Objective: This article aims to test whether a workplace wellness program reduces health care cost for higher risk employees or employees with greater participation. Methods: The program effect on costs was estimated using a generalized linear model with a log-link function using a difference-indifference framework with a propensity score matched sample of employees using claims and program data from a large US firm from 2003 to 2011. Results: The program targeting higher risk employees did not yield cost savings.

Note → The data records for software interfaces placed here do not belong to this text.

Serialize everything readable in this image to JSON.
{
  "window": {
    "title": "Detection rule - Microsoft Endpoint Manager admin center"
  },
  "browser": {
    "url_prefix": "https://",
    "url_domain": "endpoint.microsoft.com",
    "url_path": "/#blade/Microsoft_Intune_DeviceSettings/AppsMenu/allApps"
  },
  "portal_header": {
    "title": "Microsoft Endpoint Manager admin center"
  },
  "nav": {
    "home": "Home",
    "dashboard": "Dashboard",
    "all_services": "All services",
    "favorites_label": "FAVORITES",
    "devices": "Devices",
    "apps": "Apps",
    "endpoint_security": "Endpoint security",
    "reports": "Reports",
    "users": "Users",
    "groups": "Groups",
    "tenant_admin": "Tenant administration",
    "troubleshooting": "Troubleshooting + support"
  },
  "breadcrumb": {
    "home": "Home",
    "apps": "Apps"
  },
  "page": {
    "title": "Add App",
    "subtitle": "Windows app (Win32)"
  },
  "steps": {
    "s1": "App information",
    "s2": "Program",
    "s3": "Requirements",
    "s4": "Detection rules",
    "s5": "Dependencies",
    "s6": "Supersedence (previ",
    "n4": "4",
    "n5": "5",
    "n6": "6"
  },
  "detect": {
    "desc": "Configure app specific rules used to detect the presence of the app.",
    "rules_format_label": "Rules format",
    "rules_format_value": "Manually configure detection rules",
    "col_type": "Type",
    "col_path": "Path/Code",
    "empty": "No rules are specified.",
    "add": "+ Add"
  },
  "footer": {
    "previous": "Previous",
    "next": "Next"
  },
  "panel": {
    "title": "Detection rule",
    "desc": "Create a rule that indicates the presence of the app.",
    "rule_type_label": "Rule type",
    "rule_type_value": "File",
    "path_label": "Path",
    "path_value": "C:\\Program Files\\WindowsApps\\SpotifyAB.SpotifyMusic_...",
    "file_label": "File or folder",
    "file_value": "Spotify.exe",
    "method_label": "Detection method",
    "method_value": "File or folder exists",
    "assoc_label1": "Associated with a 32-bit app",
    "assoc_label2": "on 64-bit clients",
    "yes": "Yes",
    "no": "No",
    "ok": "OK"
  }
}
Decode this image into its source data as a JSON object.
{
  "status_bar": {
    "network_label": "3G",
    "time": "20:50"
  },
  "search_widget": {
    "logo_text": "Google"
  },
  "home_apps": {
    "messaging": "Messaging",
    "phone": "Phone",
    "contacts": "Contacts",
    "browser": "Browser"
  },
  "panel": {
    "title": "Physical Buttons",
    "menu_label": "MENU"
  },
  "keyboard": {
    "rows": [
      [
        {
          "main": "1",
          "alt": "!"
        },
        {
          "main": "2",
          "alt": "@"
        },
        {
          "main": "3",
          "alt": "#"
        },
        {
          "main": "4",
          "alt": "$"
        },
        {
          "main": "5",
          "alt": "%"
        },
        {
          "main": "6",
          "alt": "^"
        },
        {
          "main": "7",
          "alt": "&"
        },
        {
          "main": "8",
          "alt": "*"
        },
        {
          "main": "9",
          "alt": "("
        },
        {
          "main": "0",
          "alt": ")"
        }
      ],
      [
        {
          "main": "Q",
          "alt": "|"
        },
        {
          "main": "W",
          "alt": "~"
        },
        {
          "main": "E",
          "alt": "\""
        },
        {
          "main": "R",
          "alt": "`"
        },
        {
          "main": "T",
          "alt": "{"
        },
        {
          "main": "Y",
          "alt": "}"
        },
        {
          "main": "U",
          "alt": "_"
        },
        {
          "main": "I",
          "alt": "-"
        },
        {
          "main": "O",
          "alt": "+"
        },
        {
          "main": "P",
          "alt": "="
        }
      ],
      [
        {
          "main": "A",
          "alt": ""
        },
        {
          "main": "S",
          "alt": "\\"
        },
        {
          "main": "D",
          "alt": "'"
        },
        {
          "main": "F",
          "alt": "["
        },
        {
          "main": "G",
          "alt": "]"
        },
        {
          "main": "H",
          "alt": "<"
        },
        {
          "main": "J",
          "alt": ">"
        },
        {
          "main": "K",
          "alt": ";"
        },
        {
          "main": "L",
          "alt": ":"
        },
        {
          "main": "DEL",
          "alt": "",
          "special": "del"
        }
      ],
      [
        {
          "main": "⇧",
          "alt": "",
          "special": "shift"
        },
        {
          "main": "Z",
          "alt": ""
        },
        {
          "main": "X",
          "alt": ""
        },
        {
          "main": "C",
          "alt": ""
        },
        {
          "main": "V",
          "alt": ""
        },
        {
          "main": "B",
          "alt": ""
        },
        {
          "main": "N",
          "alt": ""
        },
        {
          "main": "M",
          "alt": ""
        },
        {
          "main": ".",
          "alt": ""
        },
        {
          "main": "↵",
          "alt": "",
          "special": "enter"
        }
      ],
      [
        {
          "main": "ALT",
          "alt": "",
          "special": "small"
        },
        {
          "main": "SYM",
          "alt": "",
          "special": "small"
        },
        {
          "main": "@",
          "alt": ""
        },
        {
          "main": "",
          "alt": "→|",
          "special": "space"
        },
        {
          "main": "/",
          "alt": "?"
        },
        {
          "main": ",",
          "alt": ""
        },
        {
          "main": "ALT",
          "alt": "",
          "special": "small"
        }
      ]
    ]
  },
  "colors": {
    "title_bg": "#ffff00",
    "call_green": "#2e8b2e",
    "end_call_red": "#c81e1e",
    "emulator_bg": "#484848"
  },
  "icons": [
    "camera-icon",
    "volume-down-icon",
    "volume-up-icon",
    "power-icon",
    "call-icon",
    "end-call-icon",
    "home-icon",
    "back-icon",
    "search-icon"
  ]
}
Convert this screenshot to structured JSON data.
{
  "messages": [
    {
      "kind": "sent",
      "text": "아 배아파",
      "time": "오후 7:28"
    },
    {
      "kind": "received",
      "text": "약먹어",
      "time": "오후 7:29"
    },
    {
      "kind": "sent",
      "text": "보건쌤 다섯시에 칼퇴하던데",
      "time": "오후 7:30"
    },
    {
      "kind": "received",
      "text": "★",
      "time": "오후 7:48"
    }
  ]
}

Employees participating in five or more sessions aimed at encouraging more healthful living had about 20 lower per member per month costs relative to matched comparisons (P=0.002). Conclusions: Our results add to the growing evidence base that workplace wellness programs aimed at primary prevention do not reduce health care cost, with the exception of those employees who choose to participate more actively.
|Original language||English (US)|
|Number of pages||5|
|Journal||Journal of Occupational and Environmental Medicine|
|Publication status||Published - Jan 1 2015|
ASJC Scopus subject areas
- Public Health, Environmental and Occupational Health